* _Task_
In this material, which lines include the string "project"? Show them.

* _Records for this task_
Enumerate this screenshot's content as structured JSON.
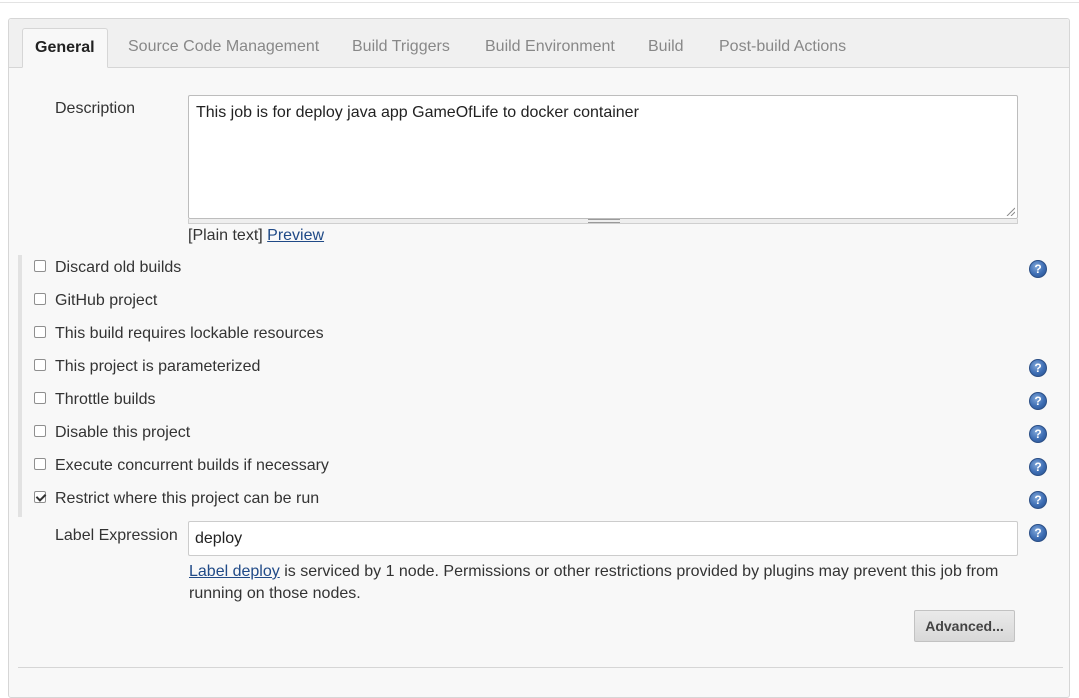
{
  "tabs": [
    {
      "label": "General",
      "active": true
    },
    {
      "label": "Source Code Management",
      "active": false
    },
    {
      "label": "Build Triggers",
      "active": false
    },
    {
      "label": "Build Environment",
      "active": false
    },
    {
      "label": "Build",
      "active": false
    },
    {
      "label": "Post-build Actions",
      "active": false
    }
  ],
  "description": {
    "label": "Description",
    "value": "This job is for deploy java app GameOfLife to docker container",
    "format_note": "[Plain text]",
    "preview_link": "Preview"
  },
  "options": [
    {
      "label": "Discard old builds",
      "checked": false,
      "help": true
    },
    {
      "label": "GitHub project",
      "checked": false,
      "help": false
    },
    {
      "label": "This build requires lockable resources",
      "checked": false,
      "help": false
    },
    {
      "label": "This project is parameterized",
      "checked": false,
      "help": true
    },
    {
      "label": "Throttle builds",
      "checked": false,
      "help": true
    },
    {
      "label": "Disable this project",
      "checked": false,
      "help": true
    },
    {
      "label": "Execute concurrent builds if necessary",
      "checked": false,
      "help": true
    },
    {
      "label": "Restrict where this project can be run",
      "checked": true,
      "help": true
    }
  ],
  "label_expression": {
    "label": "Label Expression",
    "value": "deploy",
    "info_link": "Label deploy",
    "info_text": " is serviced by 1 node. Permissions or other restrictions provided by plugins may prevent this job from running on those nodes.",
    "advanced_button": "Advanced..."
  },
  "help_icon_glyph": "?",
  "colors": {
    "link": "#204a87",
    "help_icon": "#3d6db3",
    "panel_bg": "#f8f8f8"
  }
}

* _Result of this exercise_
      "label": "GitHub project",
      "label": "This project is parameterized",
      "label": "Disable this project",
      "label": "Restrict where this project can be run",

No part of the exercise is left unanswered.